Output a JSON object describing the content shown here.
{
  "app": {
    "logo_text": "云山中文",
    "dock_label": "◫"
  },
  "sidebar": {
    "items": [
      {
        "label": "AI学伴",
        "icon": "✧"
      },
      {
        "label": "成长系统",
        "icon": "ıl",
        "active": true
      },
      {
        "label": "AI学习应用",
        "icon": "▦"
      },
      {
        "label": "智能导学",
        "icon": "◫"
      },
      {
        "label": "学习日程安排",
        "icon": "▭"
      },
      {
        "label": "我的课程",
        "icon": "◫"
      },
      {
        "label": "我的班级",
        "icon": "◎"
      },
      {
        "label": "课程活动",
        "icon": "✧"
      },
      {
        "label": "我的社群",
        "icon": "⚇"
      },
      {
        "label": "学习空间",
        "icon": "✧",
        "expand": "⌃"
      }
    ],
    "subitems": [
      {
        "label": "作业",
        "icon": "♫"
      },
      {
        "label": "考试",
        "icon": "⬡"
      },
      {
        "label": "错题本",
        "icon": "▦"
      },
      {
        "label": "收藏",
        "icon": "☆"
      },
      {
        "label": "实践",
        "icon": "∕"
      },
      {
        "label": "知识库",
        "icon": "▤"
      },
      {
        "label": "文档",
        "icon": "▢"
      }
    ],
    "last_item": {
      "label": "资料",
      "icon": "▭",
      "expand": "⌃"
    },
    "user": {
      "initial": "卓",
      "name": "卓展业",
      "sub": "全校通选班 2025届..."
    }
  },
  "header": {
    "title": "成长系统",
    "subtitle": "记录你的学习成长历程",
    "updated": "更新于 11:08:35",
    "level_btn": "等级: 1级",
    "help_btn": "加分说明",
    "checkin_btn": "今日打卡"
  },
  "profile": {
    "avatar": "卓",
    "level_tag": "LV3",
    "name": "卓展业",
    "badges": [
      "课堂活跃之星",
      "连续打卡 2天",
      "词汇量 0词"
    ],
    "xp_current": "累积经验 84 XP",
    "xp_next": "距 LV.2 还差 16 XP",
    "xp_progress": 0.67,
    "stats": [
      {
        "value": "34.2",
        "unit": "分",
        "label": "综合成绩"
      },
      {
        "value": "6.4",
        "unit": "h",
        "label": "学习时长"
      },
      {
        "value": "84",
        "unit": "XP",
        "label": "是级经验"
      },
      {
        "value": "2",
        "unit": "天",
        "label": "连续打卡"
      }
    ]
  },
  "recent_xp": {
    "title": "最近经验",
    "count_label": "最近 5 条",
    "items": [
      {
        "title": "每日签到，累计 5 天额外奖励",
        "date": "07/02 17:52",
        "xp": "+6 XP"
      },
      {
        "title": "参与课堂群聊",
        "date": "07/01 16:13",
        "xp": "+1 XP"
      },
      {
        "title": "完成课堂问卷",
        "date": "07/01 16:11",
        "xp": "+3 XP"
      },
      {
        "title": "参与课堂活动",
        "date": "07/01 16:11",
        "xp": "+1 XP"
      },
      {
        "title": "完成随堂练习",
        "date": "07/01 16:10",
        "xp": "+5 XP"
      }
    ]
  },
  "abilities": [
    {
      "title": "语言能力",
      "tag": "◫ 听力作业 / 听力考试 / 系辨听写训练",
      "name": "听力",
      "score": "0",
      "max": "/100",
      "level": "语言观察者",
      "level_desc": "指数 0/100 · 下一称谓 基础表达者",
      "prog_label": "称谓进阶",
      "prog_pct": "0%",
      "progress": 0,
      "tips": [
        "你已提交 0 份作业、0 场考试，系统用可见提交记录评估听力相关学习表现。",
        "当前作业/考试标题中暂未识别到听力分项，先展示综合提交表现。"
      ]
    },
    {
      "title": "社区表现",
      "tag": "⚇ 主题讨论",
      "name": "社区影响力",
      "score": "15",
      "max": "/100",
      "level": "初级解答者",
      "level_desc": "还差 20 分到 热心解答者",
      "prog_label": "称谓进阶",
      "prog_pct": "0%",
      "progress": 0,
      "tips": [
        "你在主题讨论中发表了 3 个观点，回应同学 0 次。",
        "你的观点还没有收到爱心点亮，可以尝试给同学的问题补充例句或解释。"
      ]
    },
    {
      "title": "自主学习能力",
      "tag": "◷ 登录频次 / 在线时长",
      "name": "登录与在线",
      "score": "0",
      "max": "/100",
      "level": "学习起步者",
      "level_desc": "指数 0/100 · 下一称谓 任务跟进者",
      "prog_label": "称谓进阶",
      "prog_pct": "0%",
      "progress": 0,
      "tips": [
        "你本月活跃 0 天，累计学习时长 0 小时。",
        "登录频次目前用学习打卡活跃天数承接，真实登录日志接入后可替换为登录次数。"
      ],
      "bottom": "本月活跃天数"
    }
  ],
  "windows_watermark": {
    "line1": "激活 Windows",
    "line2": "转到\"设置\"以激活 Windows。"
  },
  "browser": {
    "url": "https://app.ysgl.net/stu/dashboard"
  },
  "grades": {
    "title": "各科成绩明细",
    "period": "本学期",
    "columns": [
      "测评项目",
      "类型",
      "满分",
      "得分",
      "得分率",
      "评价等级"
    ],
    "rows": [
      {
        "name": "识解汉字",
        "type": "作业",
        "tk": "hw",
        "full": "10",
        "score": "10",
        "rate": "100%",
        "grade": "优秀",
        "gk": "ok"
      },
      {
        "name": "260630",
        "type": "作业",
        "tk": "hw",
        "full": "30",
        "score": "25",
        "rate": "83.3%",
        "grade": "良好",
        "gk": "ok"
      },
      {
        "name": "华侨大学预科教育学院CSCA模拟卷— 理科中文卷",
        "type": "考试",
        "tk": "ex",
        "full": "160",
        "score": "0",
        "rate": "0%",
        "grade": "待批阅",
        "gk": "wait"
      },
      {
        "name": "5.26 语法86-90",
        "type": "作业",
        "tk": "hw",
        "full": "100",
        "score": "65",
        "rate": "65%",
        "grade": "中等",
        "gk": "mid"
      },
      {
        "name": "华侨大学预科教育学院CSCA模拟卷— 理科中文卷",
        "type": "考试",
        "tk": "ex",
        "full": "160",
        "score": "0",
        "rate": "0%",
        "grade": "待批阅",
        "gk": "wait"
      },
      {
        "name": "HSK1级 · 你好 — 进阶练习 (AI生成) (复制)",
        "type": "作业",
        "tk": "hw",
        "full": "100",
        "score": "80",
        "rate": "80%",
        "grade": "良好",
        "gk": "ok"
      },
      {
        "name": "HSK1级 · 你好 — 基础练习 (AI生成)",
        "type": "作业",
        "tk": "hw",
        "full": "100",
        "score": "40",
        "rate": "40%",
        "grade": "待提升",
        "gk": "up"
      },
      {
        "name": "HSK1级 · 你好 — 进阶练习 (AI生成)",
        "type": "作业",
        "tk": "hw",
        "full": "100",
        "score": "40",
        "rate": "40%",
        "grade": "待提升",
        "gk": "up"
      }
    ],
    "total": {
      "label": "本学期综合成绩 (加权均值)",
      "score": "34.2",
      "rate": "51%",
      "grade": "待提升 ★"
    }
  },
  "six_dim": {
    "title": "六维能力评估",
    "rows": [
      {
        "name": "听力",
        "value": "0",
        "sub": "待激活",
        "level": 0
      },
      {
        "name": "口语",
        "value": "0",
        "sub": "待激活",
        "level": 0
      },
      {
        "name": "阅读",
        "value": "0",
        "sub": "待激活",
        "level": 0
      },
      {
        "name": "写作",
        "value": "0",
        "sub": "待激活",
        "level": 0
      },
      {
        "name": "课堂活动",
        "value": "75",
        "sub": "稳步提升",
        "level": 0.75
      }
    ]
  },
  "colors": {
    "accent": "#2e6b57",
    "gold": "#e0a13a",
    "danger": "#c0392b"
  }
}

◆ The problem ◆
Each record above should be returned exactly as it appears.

◆ Final answer ◆
Output a JSON object describing the content shown here.
{
  "app": {
    "logo_text": "云山中文",
    "dock_label": "◫"
  },
  "sidebar": {
    "items": [
      {
        "label": "AI学伴",
        "icon": "✧"
      },
      {
        "label": "成长系统",
        "icon": "ıl",
        "active": true
      },
      {
        "label": "AI学习应用",
        "icon": "▦"
      },
      {
        "label": "智能导学",
        "icon": "◫"
      },
      {
        "label": "学习日程安排",
        "icon": "▭"
      },
      {
        "label": "我的课程",
        "icon": "◫"
      },
      {
        "label": "我的班级",
        "icon": "◎"
      },
      {
        "label": "课程活动",
        "icon": "✧"
      },
      {
        "label": "我的社群",
        "icon": "⚇"
      },
      {
        "label": "学习空间",
        "icon": "✧",
        "expand": "⌃"
      }
    ],
    "subitems": [
      {
        "label": "作业",
        "icon": "♫"
      },
      {
        "label": "考试",
        "icon": "⬡"
      },
      {
        "label": "错题本",
        "icon": "▦"
      },
      {
        "label": "收藏",
        "icon": "☆"
      },
      {
        "label": "实践",
        "icon": "∕"
      },
      {
        "label": "知识库",
        "icon": "▤"
      },
      {
        "label": "文档",
        "icon": "▢"
      }
    ],
    "last_item": {
      "label": "资料",
      "icon": "▭",
      "expand": "⌃"
    },
    "user": {
      "initial": "卓",
      "name": "卓展业",
      "sub": "全校通选班 2025届..."
    }
  },
  "header": {
    "title": "成长系统",
    "subtitle": "记录你的学习成长历程",
    "updated": "更新于 11:08:35",
    "level_btn": "等级: 1级",
    "help_btn": "加分说明",
    "checkin_btn": "今日打卡"
  },
  "profile": {
    "avatar": "卓",
    "level_tag": "LV3",
    "name": "卓展业",
    "badges": [
      "课堂活跃之星",
      "连续打卡 2天",
      "词汇量 0词"
    ],
    "xp_current": "累积经验 84 XP",
    "xp_next": "距 LV.2 还差 16 XP",
    "xp_progress": 0.67,
    "stats": [
      {
        "value": "34.2",
        "unit": "分",
        "label": "综合成绩"
      },
      {
        "value": "6.4",
        "unit": "h",
        "label": "学习时长"
      },
      {
        "value": "84",
        "unit": "XP",
        "label": "是级经验"
      },
      {
        "value": "2",
        "unit": "天",
        "label": "连续打卡"
      }
    ]
  },
  "recent_xp": {
    "title": "最近经验",
    "count_label": "最近 5 条",
    "items": [
      {
        "title": "每日签到，累计 5 天额外奖励",
        "date": "07/02 17:52",
        "xp": "+6 XP"
      },
      {
        "title": "参与课堂群聊",
        "date": "07/01 16:13",
        "xp": "+1 XP"
      },
      {
        "title": "完成课堂问卷",
        "date": "07/01 16:11",
        "xp": "+3 XP"
      },
      {
        "title": "参与课堂活动",
        "date": "07/01 16:11",
        "xp": "+1 XP"
      },
      {
        "title": "完成随堂练习",
        "date": "07/01 16:10",
        "xp": "+5 XP"
      }
    ]
  },
  "abilities": [
    {
      "title": "语言能力",
      "tag": "◫ 听力作业 / 听力考试 / 系辨听写训练",
      "name": "听力",
      "score": "0",
      "max": "/100",
      "level": "语言观察者",
      "level_desc": "指数 0/100 · 下一称谓 基础表达者",
      "prog_label": "称谓进阶",
      "prog_pct": "0%",
      "progress": 0,
      "tips": [
        "你已提交 0 份作业、0 场考试，系统用可见提交记录评估听力相关学习表现。",
        "当前作业/考试标题中暂未识别到听力分项，先展示综合提交表现。"
      ]
    },
    {
      "title": "社区表现",
      "tag": "⚇ 主题讨论",
      "name": "社区影响力",
      "score": "15",
      "max": "/100",
      "level": "初级解答者",
      "level_desc": "还差 20 分到 热心解答者",
      "prog_label": "称谓进阶",
      "prog_pct": "0%",
      "progress": 0,
      "tips": [
        "你在主题讨论中发表了 3 个观点，回应同学 0 次。",
        "你的观点还没有收到爱心点亮，可以尝试给同学的问题补充例句或解释。"
      ]
    },
    {
      "title": "自主学习能力",
      "tag": "◷ 登录频次 / 在线时长",
      "name": "登录与在线",
      "score": "0",
      "max": "/100",
      "level": "学习起步者",
      "level_desc": "指数 0/100 · 下一称谓 任务跟进者",
      "prog_label": "称谓进阶",
      "prog_pct": "0%",
      "progress": 0,
      "tips": [
        "你本月活跃 0 天，累计学习时长 0 小时。",
        "登录频次目前用学习打卡活跃天数承接，真实登录日志接入后可替换为登录次数。"
      ],
      "bottom": "本月活跃天数"
    }
  ],
  "windows_watermark": {
    "line1": "激活 Windows",
    "line2": "转到\"设置\"以激活 Windows。"
  },
  "browser": {
    "url": "https://app.ysgl.net/stu/dashboard"
  },
  "grades": {
    "title": "各科成绩明细",
    "period": "本学期",
    "columns": [
      "测评项目",
      "类型",
      "满分",
      "得分",
      "得分率",
      "评价等级"
    ],
    "rows": [
      {
        "name": "识解汉字",
        "type": "作业",
        "tk": "hw",
        "full": "10",
        "score": "10",
        "rate": "100%",
        "grade": "优秀",
        "gk": "ok"
      },
      {
        "name": "260630",
        "type": "作业",
        "tk": "hw",
        "full": "30",
        "score": "25",
        "rate": "83.3%",
        "grade": "良好",
        "gk": "ok"
      },
      {
        "name": "华侨大学预科教育学院CSCA模拟卷— 理科中文卷",
        "type": "考试",
        "tk": "ex",
        "full": "160",
        "score": "0",
        "rate": "0%",
        "grade": "待批阅",
        "gk": "wait"
      },
      {
        "name": "5.26 语法86-90",
        "type": "作业",
        "tk": "hw",
        "full": "100",
        "score": "65",
        "rate": "65%",
        "grade": "中等",
        "gk": "mid"
      },
      {
        "name": "华侨大学预科教育学院CSCA模拟卷— 理科中文卷",
        "type": "考试",
        "tk": "ex",
        "full": "160",
        "score": "0",
        "rate": "0%",
        "grade": "待批阅",
        "gk": "wait"
      },
      {
        "name": "HSK1级 · 你好 — 进阶练习 (AI生成) (复制)",
        "type": "作业",
        "tk": "hw",
        "full": "100",
        "score": "80",
        "rate": "80%",
        "grade": "良好",
        "gk": "ok"
      },
      {
        "name": "HSK1级 · 你好 — 基础练习 (AI生成)",
        "type": "作业",
        "tk": "hw",
        "full": "100",
        "score": "40",
        "rate": "40%",
        "grade": "待提升",
        "gk": "up"
      },
      {
        "name": "HSK1级 · 你好 — 进阶练习 (AI生成)",
        "type": "作业",
        "tk": "hw",
        "full": "100",
        "score": "40",
        "rate": "40%",
        "grade": "待提升",
        "gk": "up"
      }
    ],
    "total": {
      "label": "本学期综合成绩 (加权均值)",
      "score": "34.2",
      "rate": "51%",
      "grade": "待提升 ★"
    }
  },
  "six_dim": {
    "title": "六维能力评估",
    "rows": [
      {
        "name": "听力",
        "value": "0",
        "sub": "待激活",
        "level": 0
      },
      {
        "name": "口语",
        "value": "0",
        "sub": "待激活",
        "level": 0
      },
      {
        "name": "阅读",
        "value": "0",
        "sub": "待激活",
        "level": 0
      },
      {
        "name": "写作",
        "value": "0",
        "sub": "待激活",
        "level": 0
      },
      {
        "name": "课堂活动",
        "value": "75",
        "sub": "稳步提升",
        "level": 0.75
      }
    ]
  },
  "colors": {
    "accent": "#2e6b57",
    "gold": "#e0a13a",
    "danger": "#c0392b"
  }
}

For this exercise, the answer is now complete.